Problem:
Only lines that contain the word "paste" are to be returned from the data below.

Data to examine below:

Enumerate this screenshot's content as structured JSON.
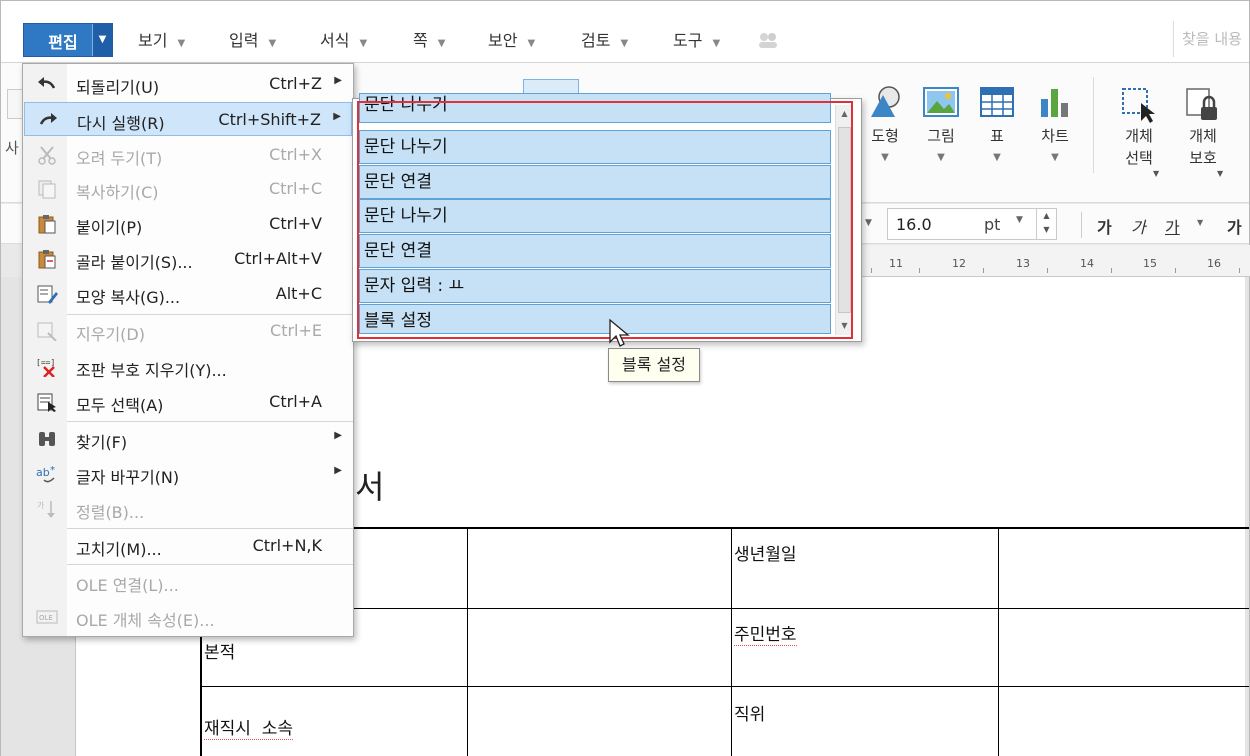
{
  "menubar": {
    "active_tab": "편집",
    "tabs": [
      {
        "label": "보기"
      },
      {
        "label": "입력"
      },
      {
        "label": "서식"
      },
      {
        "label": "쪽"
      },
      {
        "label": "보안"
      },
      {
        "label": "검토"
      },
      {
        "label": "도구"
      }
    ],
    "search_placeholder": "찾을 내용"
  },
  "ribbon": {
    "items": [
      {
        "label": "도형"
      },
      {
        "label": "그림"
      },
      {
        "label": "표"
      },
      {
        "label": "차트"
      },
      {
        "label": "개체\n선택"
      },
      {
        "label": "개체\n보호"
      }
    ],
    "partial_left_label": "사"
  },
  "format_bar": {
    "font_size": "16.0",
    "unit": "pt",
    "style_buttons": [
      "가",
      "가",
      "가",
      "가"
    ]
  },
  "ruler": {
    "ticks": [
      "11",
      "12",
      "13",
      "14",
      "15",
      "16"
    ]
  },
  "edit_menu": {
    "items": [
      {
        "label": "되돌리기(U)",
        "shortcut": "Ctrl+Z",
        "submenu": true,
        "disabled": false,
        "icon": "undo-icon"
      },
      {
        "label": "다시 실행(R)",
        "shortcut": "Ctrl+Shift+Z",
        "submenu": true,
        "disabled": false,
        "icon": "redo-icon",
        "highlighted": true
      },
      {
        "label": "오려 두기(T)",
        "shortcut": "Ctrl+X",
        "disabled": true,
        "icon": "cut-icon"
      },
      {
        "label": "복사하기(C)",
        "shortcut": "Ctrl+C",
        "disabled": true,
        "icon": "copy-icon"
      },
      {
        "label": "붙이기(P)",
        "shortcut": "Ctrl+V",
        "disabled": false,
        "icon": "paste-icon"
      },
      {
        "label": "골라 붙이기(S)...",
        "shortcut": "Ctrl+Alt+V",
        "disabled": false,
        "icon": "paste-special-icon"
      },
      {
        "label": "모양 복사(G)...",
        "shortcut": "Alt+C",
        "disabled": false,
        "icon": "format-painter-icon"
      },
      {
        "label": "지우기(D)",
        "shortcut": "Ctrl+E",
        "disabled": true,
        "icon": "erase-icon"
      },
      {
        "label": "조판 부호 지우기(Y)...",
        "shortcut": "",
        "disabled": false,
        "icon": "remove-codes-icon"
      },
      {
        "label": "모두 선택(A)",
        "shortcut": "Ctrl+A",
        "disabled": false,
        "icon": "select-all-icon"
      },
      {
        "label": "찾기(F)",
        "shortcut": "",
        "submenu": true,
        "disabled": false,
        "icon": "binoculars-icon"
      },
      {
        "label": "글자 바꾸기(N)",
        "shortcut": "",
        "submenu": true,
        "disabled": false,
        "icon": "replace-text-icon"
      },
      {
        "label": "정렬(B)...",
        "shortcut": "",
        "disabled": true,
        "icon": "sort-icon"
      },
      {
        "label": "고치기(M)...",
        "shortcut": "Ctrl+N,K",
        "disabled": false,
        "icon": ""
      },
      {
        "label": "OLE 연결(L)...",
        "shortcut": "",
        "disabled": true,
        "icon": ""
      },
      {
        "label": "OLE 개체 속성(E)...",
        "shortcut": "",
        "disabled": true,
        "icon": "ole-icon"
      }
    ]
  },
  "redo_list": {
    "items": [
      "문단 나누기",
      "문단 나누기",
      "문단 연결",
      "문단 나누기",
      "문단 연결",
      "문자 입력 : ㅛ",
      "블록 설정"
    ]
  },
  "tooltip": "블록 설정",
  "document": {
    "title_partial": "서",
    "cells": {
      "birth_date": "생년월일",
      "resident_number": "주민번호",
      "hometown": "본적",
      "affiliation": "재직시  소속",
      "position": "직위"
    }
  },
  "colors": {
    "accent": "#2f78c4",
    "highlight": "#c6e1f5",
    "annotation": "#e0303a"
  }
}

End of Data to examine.

Answer area:
        "icon": "paste-icon"
        "icon": "paste-special-icon"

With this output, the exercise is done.